But sex offenders say they have rights, too, and argue it's wrong to lump those guilty of minor offenses with the worst offenders. Some are challenging the laws.
"People think that imposing these draconian retroactive laws are a way to keep their children safe," said Margaret McLetchie, an American Civil Liberties Union of Nevada lawyer.
McLetchie and Robert Langford, who represent 27 unnamed plaintiffs in a federal civil rights lawsuit, want to block two sex-offender laws from taking effect in Nevada.
The laws, which they say are unconstitutional, were tailored to meet standards under the Adam Walsh Child Protection and Safety Act, which President Bush signed in 2006.
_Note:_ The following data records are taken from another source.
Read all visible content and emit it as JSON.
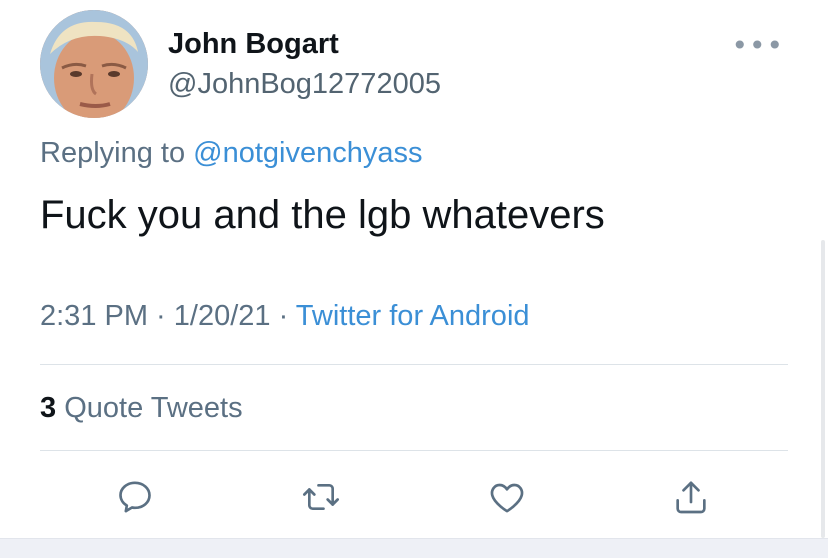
{
  "user": {
    "display_name": "John Bogart",
    "handle": "@JohnBog12772005"
  },
  "more_menu": {
    "icon": "more-horizontal-icon",
    "label": "•••"
  },
  "reply": {
    "prefix": "Replying to ",
    "mention": "@notgivenchyass"
  },
  "tweet": {
    "text": "Fuck you and the lgb whatevers",
    "time": "2:31 PM",
    "sep1": " · ",
    "date": "1/20/21",
    "sep2": " · ",
    "source": "Twitter for Android"
  },
  "stats": {
    "quote_count": "3",
    "quote_label": " Quote Tweets"
  },
  "actions": {
    "reply_icon": "reply-icon",
    "retweet_icon": "retweet-icon",
    "like_icon": "heart-icon",
    "share_icon": "share-icon"
  },
  "colors": {
    "link": "#3b8fd6",
    "muted": "#5b7083",
    "text": "#0f1419",
    "icon": "#5b7083"
  }
}
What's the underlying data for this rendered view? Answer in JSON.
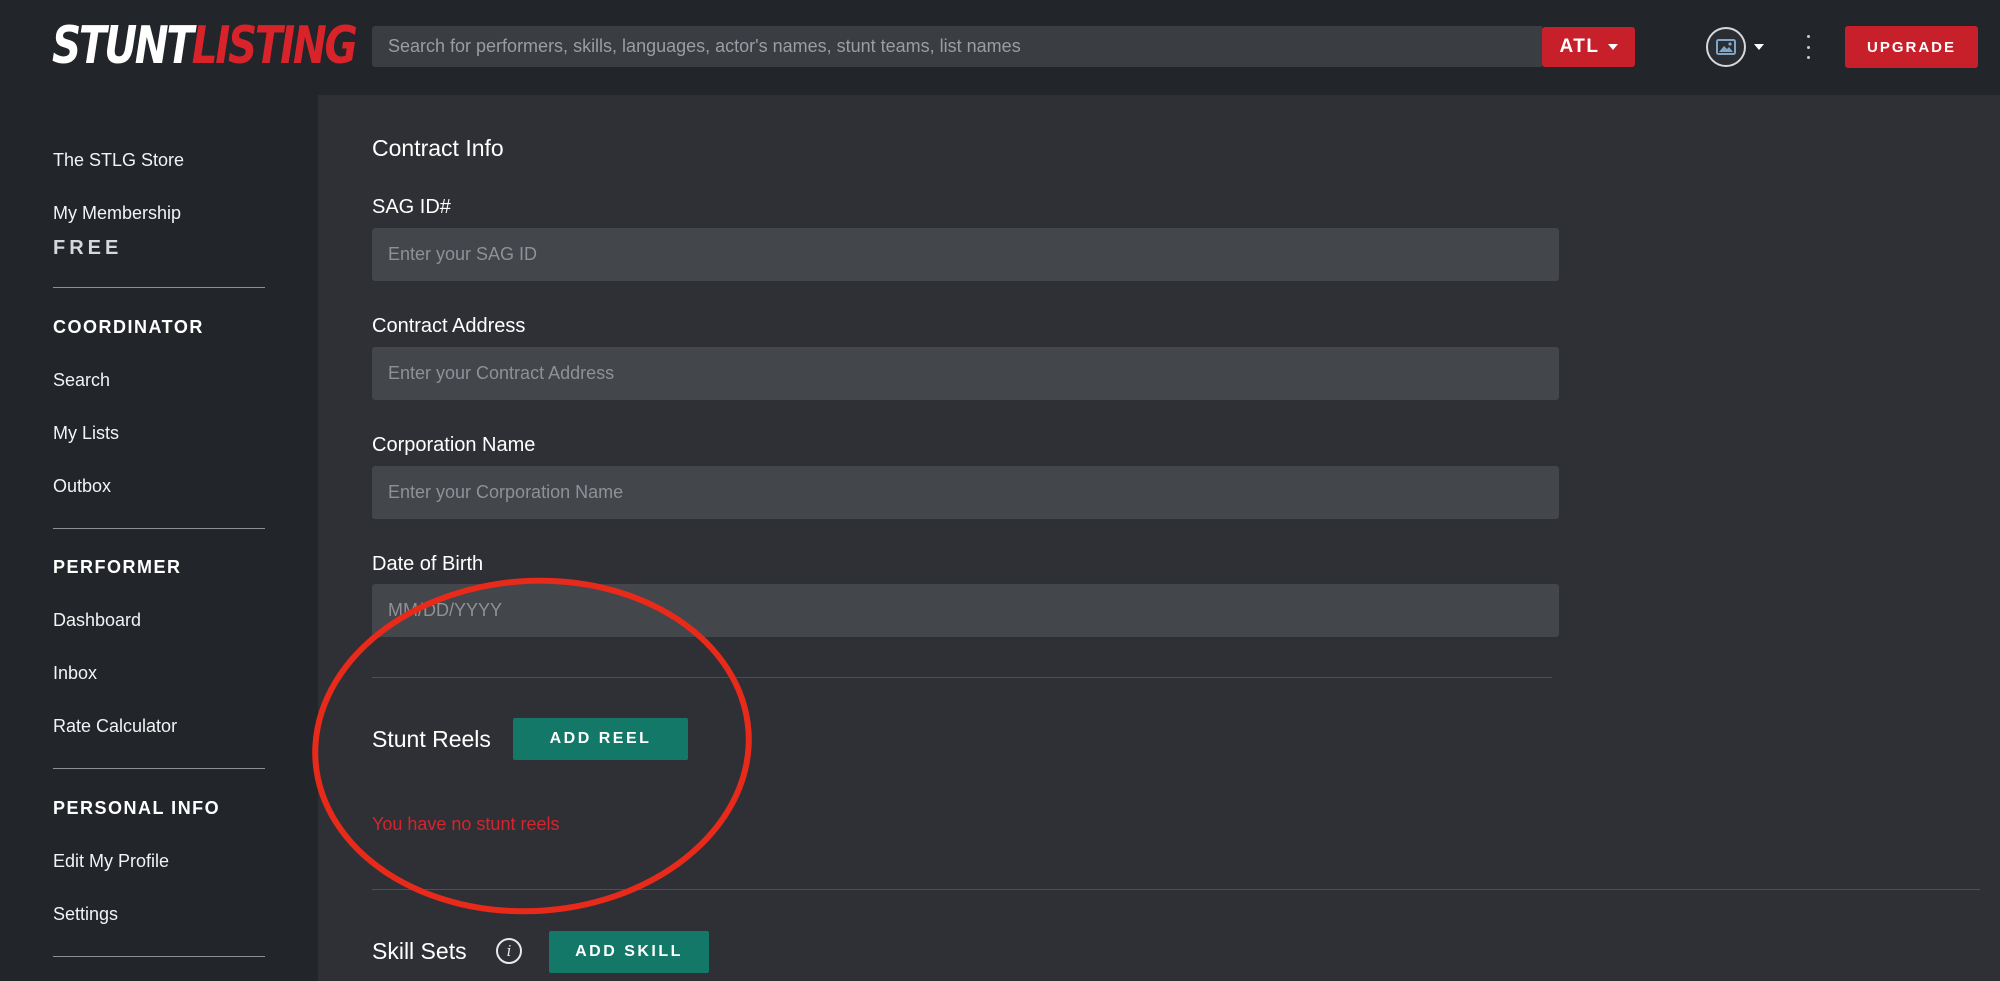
{
  "header": {
    "logo_part1": "STUNT",
    "logo_part2": "LISTING",
    "search_placeholder": "Search for performers, skills, languages, actor's names, stunt teams, list names",
    "location_label": "ATL",
    "upgrade_label": "UPGRADE"
  },
  "sidebar": {
    "store_label": "The STLG Store",
    "membership_label": "My Membership",
    "membership_tier": "FREE",
    "sections": [
      {
        "heading": "COORDINATOR",
        "items": [
          "Search",
          "My Lists",
          "Outbox"
        ]
      },
      {
        "heading": "PERFORMER",
        "items": [
          "Dashboard",
          "Inbox",
          "Rate Calculator"
        ]
      },
      {
        "heading": "PERSONAL INFO",
        "items": [
          "Edit My Profile",
          "Settings"
        ]
      }
    ]
  },
  "main": {
    "contract_title": "Contract Info",
    "fields": [
      {
        "label": "SAG ID#",
        "placeholder": "Enter your SAG ID",
        "value": ""
      },
      {
        "label": "Contract Address",
        "placeholder": "Enter your Contract Address",
        "value": ""
      },
      {
        "label": "Corporation Name",
        "placeholder": "Enter your Corporation Name",
        "value": ""
      },
      {
        "label": "Date of Birth",
        "placeholder": "MM/DD/YYYY",
        "value": ""
      }
    ],
    "reels_title": "Stunt Reels",
    "add_reel_label": "ADD REEL",
    "no_reels_message": "You have no stunt reels",
    "skills_title": "Skill Sets",
    "add_skill_label": "ADD SKILL"
  },
  "colors": {
    "brand_red": "#c8202a",
    "teal_button": "#137868",
    "sidebar_bg": "#222529",
    "main_bg": "#2e3035",
    "annotation_red": "#e82a1a"
  },
  "icons": [
    "image-icon",
    "chevron-down-icon",
    "more-vertical-icon",
    "info-icon"
  ]
}
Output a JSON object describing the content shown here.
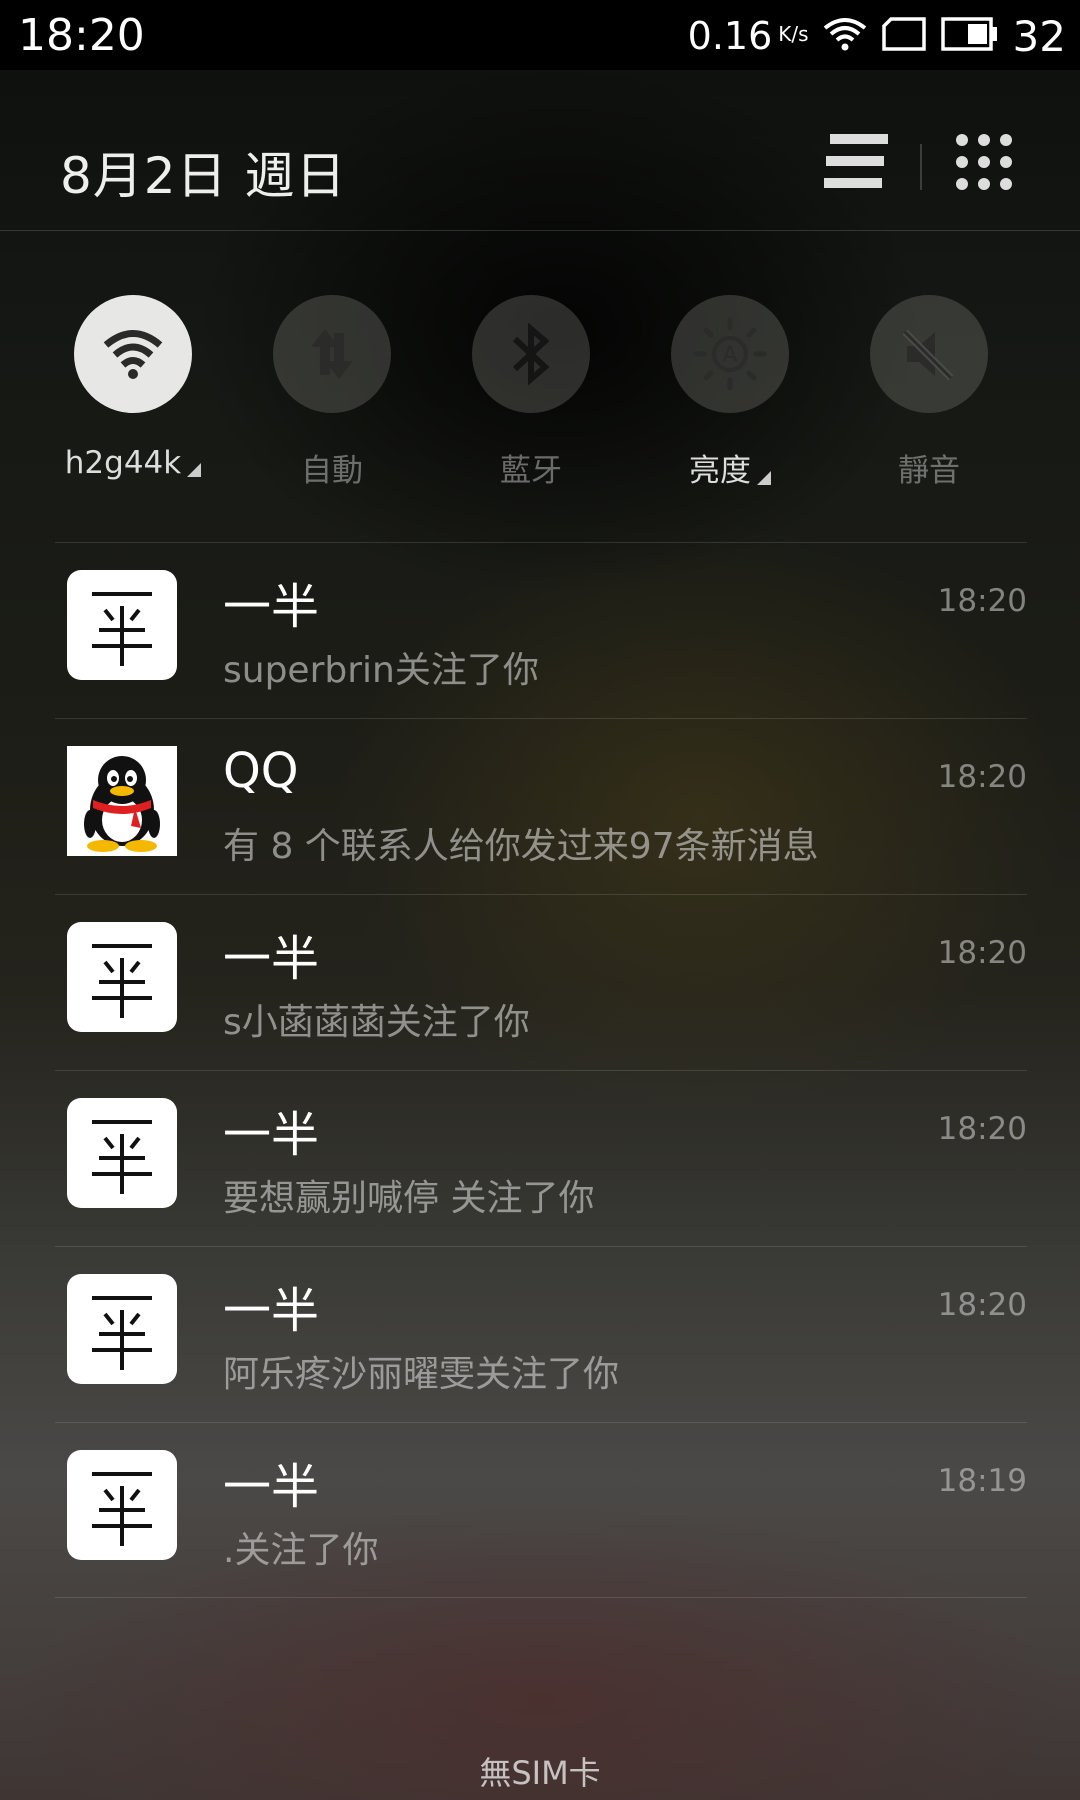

Nevada was among the first to pass the laws that would allow the state to post on the Internet the names, photos, home and work addresses and vehicle descriptions of offenders who've served probation or prison sentences on convictions as far back as 1956.
McLetchie said the measures mix serious sex offenders with people convicted of misdemeanors such as public nudity and could subject them to violence from neighbors who see their names and photos.
"These laws don't provide public safety, they only demonize a particular group," she said.
But Binu Palal, the deputy state attorney general arguing the case for Nevada, said the law is constitutional and U.S. Supreme Court rulings from 2002 limit sex offenders' ability to block the release information about their crimes.
"The system is based on the fact of conviction," Palal said. "Informing the public of a true fact is not considered punishment."
U.S. District Court Judge James Mahan is scheduled to hear arguments Sept. 10 in the Nevada lawsuit. He is being asked to make permanent a temporary ban he imposed that stopped the law from taking effect July 1.
Mahan has expressed concerns that if Nevada posted its list of 4,941 people convicted of sex crimes since 1956, there would be no way to restore their privacy if the law was later found to be flawed.
Once posted, the judge said, "the cat's out of the bag."
His ruling is expected to be watched closely in states that have adopted or are considering provisions of the Adam Walsh Act, named for a 6-year-old Florida boy abducted and killed in 1981. He was the son of John Walsh, star of television's "America's Most Wanted."
Implementation has been challenged in some states, including Florida and Ohio.
"We've objected since it was first introduced in the Legislature," said Amy Borror, spokeswoman for the Ohio public defender's office in Columbus. "We believe it's unconstitutional when it's applied retroactively. Even going forward, it's bad policy."
Borror noted similarities between the Ohio and Nevada laws, and said officials in Ohio were watching the Nevada case with interest.
The Ohio registry went into effect Jan. 1 despite objections that it punished offenders twice, broke plea deals and represented a violation of states' rights by Congress. Furthermore, by creating the registry, the state Legislature usurped powers reserved to the courts, Borror said.
"We used to have a system where a judge made a decision about an offender's risk to re-offend," she said. "Now it's based only on the offense that they're convicted of, not on any future risk."
The federal law sets a July 2009 deadline for enactment, and threatens states with the loss of federal grant money if they fail to adopt it. In Nevada, officials told lawmakers the state stood to lose $300,000 a year if they failed to adopt the law.